Compiled by Savithri Rodrigo


Rishane Madena calls on society to understand ‘rebellious millennials’

Q: In your view, what is the key challenge facing the nation today?
A: A key issue, which is a recurrent phenomenon for most social problems facing Sri Lanka today, is the lack of will to move forward from simply being ‘satisfied’ to the next rung.

There’s no motivation to strive for greatness. We stop at the ‘get-go’ and assure ourselves of contentment and satisfaction – and settle for being average. This is an obstacle to progress and the development of our nation.
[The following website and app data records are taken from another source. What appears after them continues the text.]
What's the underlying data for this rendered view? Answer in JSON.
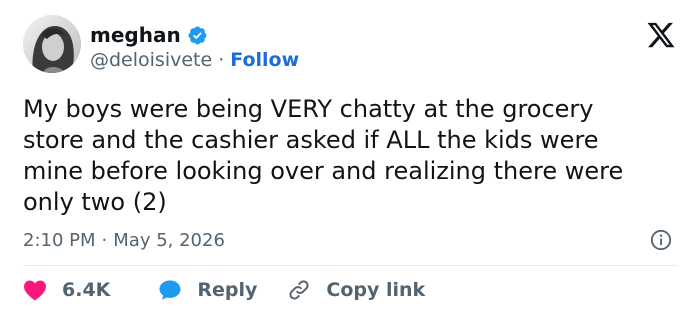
{
  "author": {
    "name": "meghan",
    "handle": "@deloisivete",
    "separator": "·",
    "follow_label": "Follow",
    "verified": true
  },
  "platform": {
    "logo": "x-logo-icon"
  },
  "tweet": {
    "text": "My boys were being VERY chatty at the grocery\nstore and the cashier asked if ALL the kids were\nmine before looking over and realizing there were\nonly two (2)"
  },
  "meta": {
    "time": "2:10 PM",
    "separator": "·",
    "date": "May 5, 2026"
  },
  "actions": {
    "likes": "6.4K",
    "reply_label": "Reply",
    "copy_link_label": "Copy link"
  },
  "colors": {
    "text": "#0f1419",
    "secondary": "#536471",
    "link": "#1d6fd6",
    "like": "#f91880",
    "reply": "#1d9bf0",
    "verified": "#1d9bf0",
    "divider": "#e1e8ed"
  },
  "icons": {
    "verified": "verified-badge-icon",
    "info": "info-icon",
    "like": "heart-icon",
    "reply": "speech-bubble-icon",
    "copy_link": "link-icon"
  }
}
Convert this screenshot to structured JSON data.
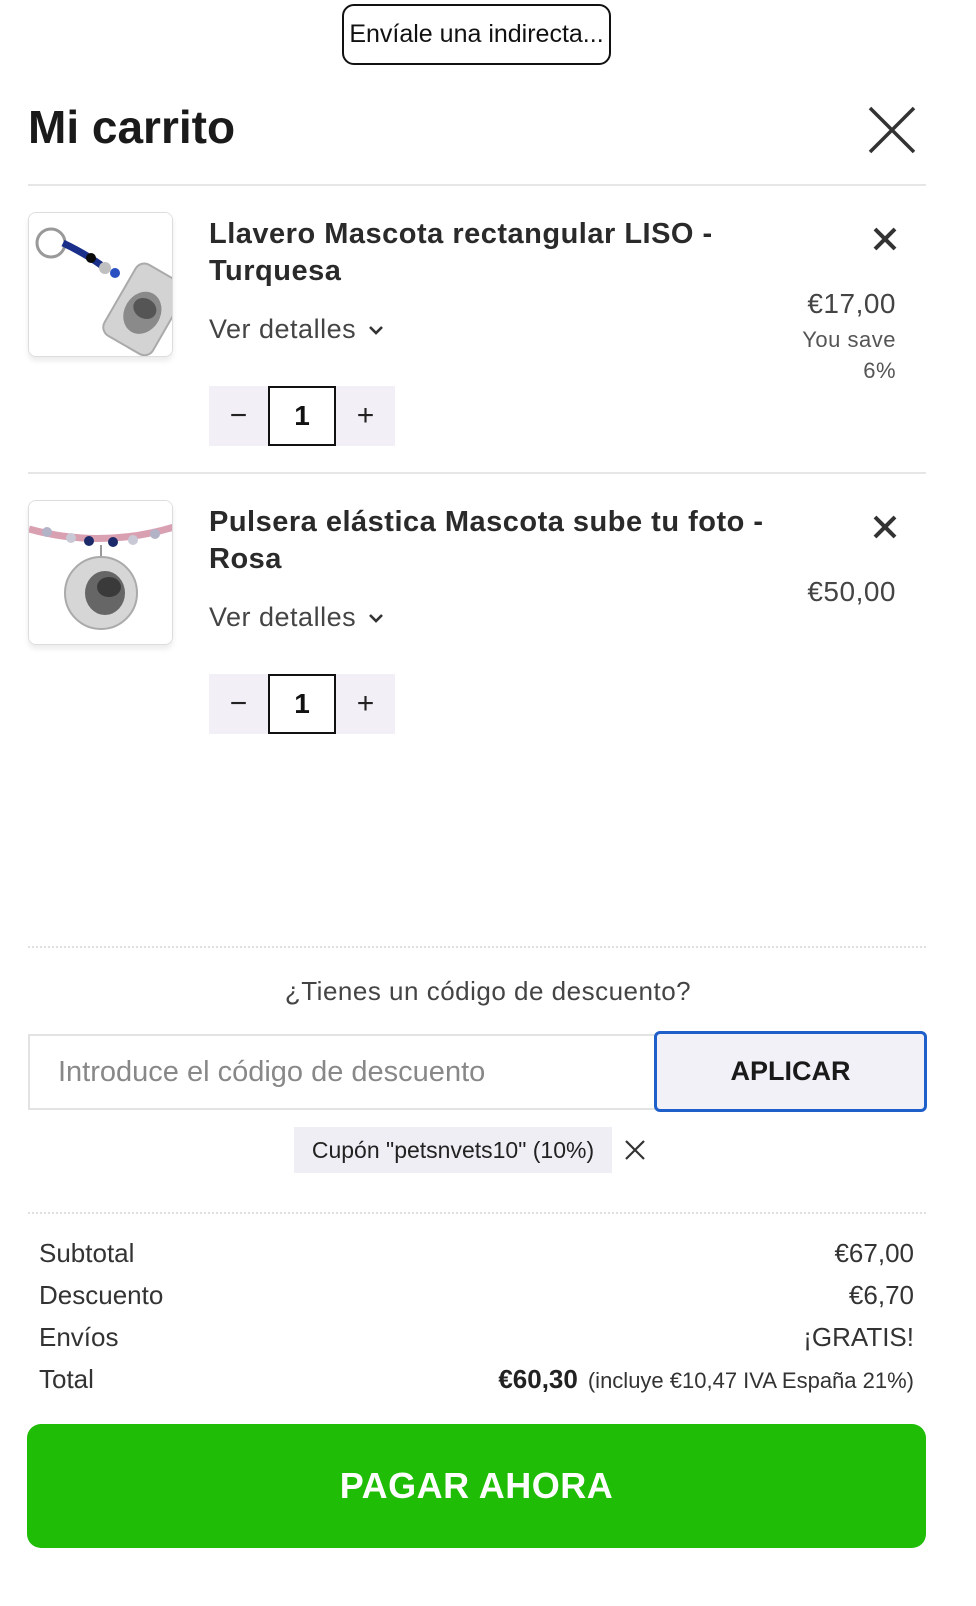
{
  "hint_button": "Envíale una indirecta...",
  "cart_title": "Mi carrito",
  "items": [
    {
      "name": "Llavero Mascota rectangular LISO - Turquesa",
      "details_label": "Ver detalles",
      "price": "€17,00",
      "save_line1": "You save",
      "save_line2": "6%",
      "quantity": "1",
      "minus": "−",
      "plus": "+"
    },
    {
      "name": "Pulsera elástica Mascota sube tu foto - Rosa",
      "details_label": "Ver detalles",
      "price": "€50,00",
      "quantity": "1",
      "minus": "−",
      "plus": "+"
    }
  ],
  "coupon": {
    "question": "¿Tienes un código de descuento?",
    "placeholder": "Introduce el código de descuento",
    "apply_label": "APLICAR",
    "applied_tag": "Cupón \"petsnvets10\" (10%)"
  },
  "summary": {
    "subtotal_label": "Subtotal",
    "subtotal_value": "€67,00",
    "discount_label": "Descuento",
    "discount_value": "€6,70",
    "shipping_label": "Envíos",
    "shipping_value": "¡GRATIS!",
    "total_label": "Total",
    "total_value": "€60,30",
    "tax_note": "(incluye €10,47 IVA España 21%)"
  },
  "pay_button": "PAGAR AHORA",
  "colors": {
    "pay_green": "#1fbd06",
    "apply_border": "#1f5fc9",
    "qty_bg": "#f2f0f6"
  }
}
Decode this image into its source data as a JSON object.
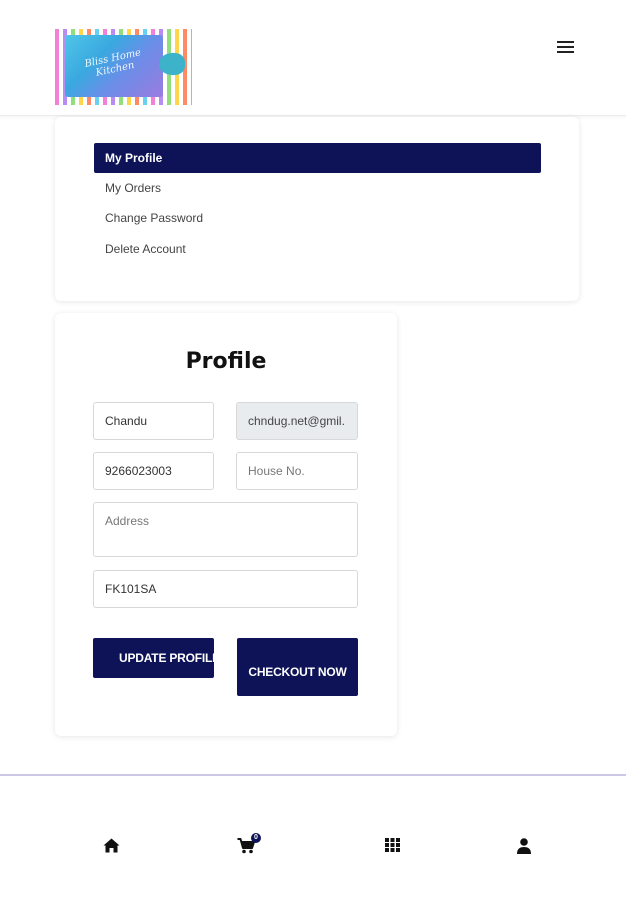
{
  "header": {
    "logo_text": "Bliss Home Kitchen",
    "menu_icon": "hamburger-menu-icon"
  },
  "sidebar": {
    "items": [
      {
        "label": "My Profile",
        "active": true
      },
      {
        "label": "My Orders",
        "active": false
      },
      {
        "label": "Change Password",
        "active": false
      },
      {
        "label": "Delete Account",
        "active": false
      }
    ]
  },
  "profile": {
    "title": "Profile",
    "fields": {
      "name": {
        "value": "Chandu"
      },
      "email": {
        "value": "chndug.net@gmil."
      },
      "phone": {
        "value": "9266023003"
      },
      "house_no": {
        "value": "",
        "placeholder": "House No."
      },
      "address": {
        "value": "",
        "placeholder": "Address"
      },
      "postcode": {
        "value": "FK101SA"
      }
    },
    "buttons": {
      "update": "UPDATE PROFILE",
      "checkout": "CHECKOUT NOW"
    }
  },
  "bottom_nav": {
    "items": [
      {
        "icon": "home-icon"
      },
      {
        "icon": "cart-icon",
        "badge": "0"
      },
      {
        "icon": "grid-icon"
      },
      {
        "icon": "user-icon"
      }
    ]
  },
  "colors": {
    "accent": "#0e1358",
    "footer_line": "#cbc8e6"
  }
}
Q: What changes do you observe in the spheres of education and women’s empowerment?
A: In terms of education, I believe that the trend of ‘questioning’ has elevated us from being the book-bound school generation to youth who are constantly seeking answers, and broadening our horizons and mindsets.

Empowerment is not for women only because it is quintessential to the progress of humankind. As a sports enthusiast, empowerment becomes a fundamental of fulfilment if used alongside sports and recreational activities. This does not necessarily make other platforms redundant or less necessary but the universality of sports and recreation enables people to be their best by combining passion with a vocation to hone model individuals.

Q: How can Sri Lanka retain the talent that it possesses?
A: We are a multifaceted group that’s growing up in a land with no will or opportunity to retain the same youth that it took great pains to educate.

Our plan for tertiary education needs to be more diverse to better accommodate the country’s multi-talented individuals. The system is archaic; and with times changing, so should we. The brain drain won’t be an issue if we know how to retain our youth.

What we need is educational reform that’s aligned with changing global needs, and augmented by knowledge-based job-oriented education, which will undoubtedly open doors and refine the talents our youth possess.

Q: What opportunities do you see for young Sri Lankans like yourself?
A: While the opportunities are many, the key is to identify and cultivate them. Sri Lankan schools take pride in presenting a wholesome education comprising both academics and extracurricular activities. I believe that the opportunities we have right now, though limited, can take us far in life.

I also believe that all available sports-related opportunities must be exploited. My advice to young people is this: find your element while you’re young and nurture it.

Q: Do we have young leaders who can take the country forward?
A: We young people are a cohort of zestful individuals who are equipped with a passion to change the world for the better. This untapped potential must be harnessed and allowed to blossom with the same vigour.

The will to initiate and take action is an important trait that must be inculcated among today’s youth while fostering the faculty of compassion will lead to better humanitarianism.

Q: What are your expectations of the world and its people?
A: What I expect from the world is a better understanding of its inhabitants, which in turn will be the tool to transform it into a more meaningful and humane place. There’s far too much sadness that goes by unnoticed. We need to inculcate the essential emotion of kindness to survive in the rapacious world in which we live.

Q: And what are the challenges young people face globally?
A: Surrounded by countless problems such as substance abuse, early maturity, violence, materialism, poverty and juvenile delinquency, youth are seen as being too adventurous and much more rebellious.

It’s a known fact that the youth of our age – despite being advantaged – are a troubled species. But the real standpoint is that it is these same youth who will become the pillars of social, economic and political development.

So society should value their imagination, ideals and energy, and try to understand them for who they are: rebellious millennials.

Q: Finally, how do you view the growing importance of social media today?
A: Social media is an essential facet of modernity. While it has its virtues, I’m more concerned with its many vices especially the ‘persona crafting’ that occurs on many social media platforms. There is definitely a bias on social media to make yourself and life appear much better than it really is.

Either way today, it’s a given that life cannot exist without this constant link to the here and now.